■ **Work to complete**
Search the records for the word "Task" and pick out every line that has it.

■ **Data extract**
□ □ □

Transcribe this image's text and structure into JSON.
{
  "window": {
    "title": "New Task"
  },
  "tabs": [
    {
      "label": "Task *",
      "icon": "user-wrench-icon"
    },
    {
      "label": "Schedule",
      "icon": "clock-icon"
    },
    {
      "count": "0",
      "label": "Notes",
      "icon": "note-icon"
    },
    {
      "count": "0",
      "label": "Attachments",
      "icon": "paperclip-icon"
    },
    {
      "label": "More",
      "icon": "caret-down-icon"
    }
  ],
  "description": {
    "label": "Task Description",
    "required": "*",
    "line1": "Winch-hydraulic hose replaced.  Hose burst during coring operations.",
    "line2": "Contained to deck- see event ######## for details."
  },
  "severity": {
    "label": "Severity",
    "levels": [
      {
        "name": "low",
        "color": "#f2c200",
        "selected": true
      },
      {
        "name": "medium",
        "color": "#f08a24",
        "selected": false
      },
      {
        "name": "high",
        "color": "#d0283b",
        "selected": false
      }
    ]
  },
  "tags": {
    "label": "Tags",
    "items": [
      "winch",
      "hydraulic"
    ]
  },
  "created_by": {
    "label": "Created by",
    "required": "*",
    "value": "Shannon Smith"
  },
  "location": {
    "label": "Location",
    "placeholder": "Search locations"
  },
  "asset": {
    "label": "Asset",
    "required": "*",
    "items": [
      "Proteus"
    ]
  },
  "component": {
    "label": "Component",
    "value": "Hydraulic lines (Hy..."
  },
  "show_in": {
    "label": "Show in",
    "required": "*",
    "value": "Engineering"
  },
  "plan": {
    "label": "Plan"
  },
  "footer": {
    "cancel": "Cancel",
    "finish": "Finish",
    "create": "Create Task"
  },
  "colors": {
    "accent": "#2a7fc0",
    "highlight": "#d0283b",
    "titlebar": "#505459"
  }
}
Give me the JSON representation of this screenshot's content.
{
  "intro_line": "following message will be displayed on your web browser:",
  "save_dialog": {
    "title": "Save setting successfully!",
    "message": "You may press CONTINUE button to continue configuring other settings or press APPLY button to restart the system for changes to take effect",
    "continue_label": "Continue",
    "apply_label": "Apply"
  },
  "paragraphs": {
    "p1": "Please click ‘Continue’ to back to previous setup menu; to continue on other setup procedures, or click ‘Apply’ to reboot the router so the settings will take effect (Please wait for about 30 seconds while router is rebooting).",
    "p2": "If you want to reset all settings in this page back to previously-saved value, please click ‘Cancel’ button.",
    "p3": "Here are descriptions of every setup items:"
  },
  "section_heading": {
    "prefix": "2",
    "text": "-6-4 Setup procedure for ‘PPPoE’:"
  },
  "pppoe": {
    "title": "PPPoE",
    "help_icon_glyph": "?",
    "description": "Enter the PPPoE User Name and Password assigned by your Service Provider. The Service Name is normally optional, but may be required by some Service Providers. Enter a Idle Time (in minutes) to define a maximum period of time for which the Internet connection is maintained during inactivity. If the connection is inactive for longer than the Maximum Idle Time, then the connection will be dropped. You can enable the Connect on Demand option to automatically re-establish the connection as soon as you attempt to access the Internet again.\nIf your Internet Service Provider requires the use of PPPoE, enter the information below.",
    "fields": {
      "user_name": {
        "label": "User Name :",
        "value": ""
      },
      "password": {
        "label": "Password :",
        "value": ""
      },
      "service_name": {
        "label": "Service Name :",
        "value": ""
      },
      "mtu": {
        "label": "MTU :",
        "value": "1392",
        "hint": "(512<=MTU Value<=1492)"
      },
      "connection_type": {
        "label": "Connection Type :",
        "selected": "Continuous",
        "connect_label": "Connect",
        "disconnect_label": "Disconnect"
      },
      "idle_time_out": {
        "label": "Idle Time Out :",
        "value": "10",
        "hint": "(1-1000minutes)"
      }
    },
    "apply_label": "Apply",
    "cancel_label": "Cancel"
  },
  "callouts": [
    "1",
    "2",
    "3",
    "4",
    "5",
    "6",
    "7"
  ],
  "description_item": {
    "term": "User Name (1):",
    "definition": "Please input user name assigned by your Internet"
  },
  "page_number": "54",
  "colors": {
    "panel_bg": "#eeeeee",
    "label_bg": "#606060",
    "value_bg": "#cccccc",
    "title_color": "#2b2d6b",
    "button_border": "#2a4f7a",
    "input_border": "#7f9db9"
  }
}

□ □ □

■ **Written reply**
    "title": "New Task"
      "label": "Task *",
    "label": "Task Description",
    "create": "Create Task"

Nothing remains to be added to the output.